It's about great public schools.

I.B.O. finds charters get less money per student

I.B.O. finds charters get less money per student

Capital New York | By Eliza Shapiro | Jul. 23, 2015

New York City charter schools continued to receive less money than traditional district schools in the 2014-2015 school year, and funding divides are still growing, according to a report released Thursday by the Independent Budget Office.

During the most-recent academic year, district schools received an average of $17,928 for each general education student. Charters in co-located schools received $29 less per student on average than their district school counterparts. The divide is much greater for charters located in private spaces: they received an average of $2,914 less per student than their district school counterparts, a 16 percent difference.

The disparity between charter schools in private spaces and district schools has increased since the 2009-2010 school year, when the I.B.O. first studied funding differences, in part because of a $1,376 per-pupil funding increase for district school students.

Teachers' salaries and pension costs also have risen, contributing to the district school increases, according to the I.B.O.

The report gives the city's influential charter sector ammunition to fight claims, largely made by teachers' unions, that charters are well-funded because of their backers in the finance industry.

One of the charter sector's most vocal groups, Families for Excellent Schools, released a statement with that sentiment on Thursday. "This independent report shows once and for all that the rhetoric from special interests is completely wrong—public charter school students are underfunded and deprived of the resources they deserve," said Jeremiah Kittredge, the group's C.E.O.

The significant difference between funding for charters that share space with traditional schools and charters located in private spaces sheds light on another divide within the charter sector.

The vast majority of the city's large charter networks, including the largest and most powerful, Success Academy, are co-located in district schools. Though co-locations have led to controversy, they constitute a good financial deal for the charter operators.

Large networks, including Success, tend to have the wealthiest group of donors. But independent charter schools, which tend to be less heavily backed by financiers, are largely located in private space and must pay hefty rent costs. Charter advocates and leaders of independent charters have tried to push the state Legislature to take up uneven facilities funding in recent years.

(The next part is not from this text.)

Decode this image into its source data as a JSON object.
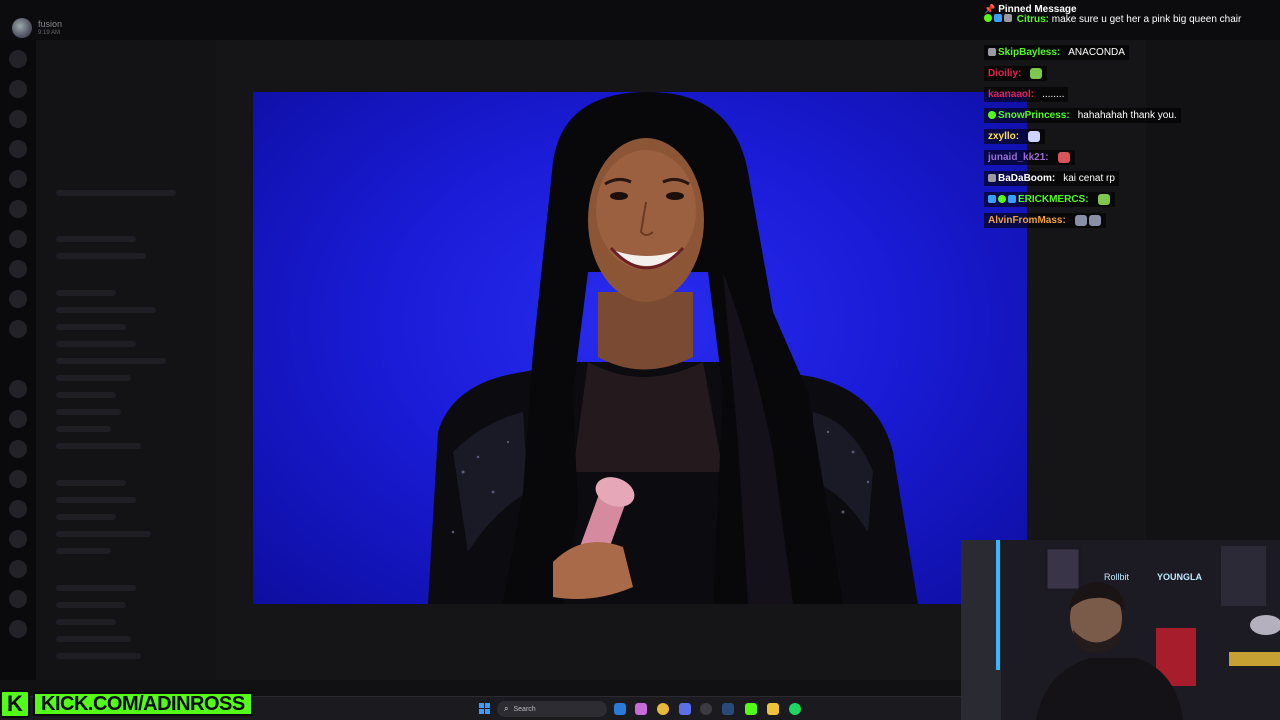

But facilities funding as a political issue has been dwarfed by the state's cap on charters.

Large charter networks and their influential affiliates, like Families for Excellent Schools, have held massive rallies calling on the state to lift the cap and have spent millions on cap-related lobbying and advertising.

Changes to the current charter funding formula depend on Albany.

The Legislature has handed the charter sector major victories over the last two sessions, boosting the charter cap and forcing the city to pay rent for charters that cannot be housed in a public space. The I.B.O. report predicts that funding for some charters will increase somewhat in the next several years due to the new rent laws. Charters that cannot be accommodated in a public space are eligible for a $2,775 boost per student to help cover the cost of rent.

Still, there's no guarantee that overall funding formulas will become more equitable unless Albany adjusts the state-mandated formula.

In a statement on Thursday, James Merriman, C.E.O. of the New York City Charter School Center, indicated that charter groups will continue to lobby for funding formula changes in Albany next year. "This report underlines the urgent need to take steps to correct and improve funding for charter schools and the students they serve so that the gap is not just narrowed but erased for once and for all," Merriman said.

StudentsFirstNY and the Northeast Charter Schools Network also released statements calling on the state to update the funding formula.

Read the full I.B.O. report here: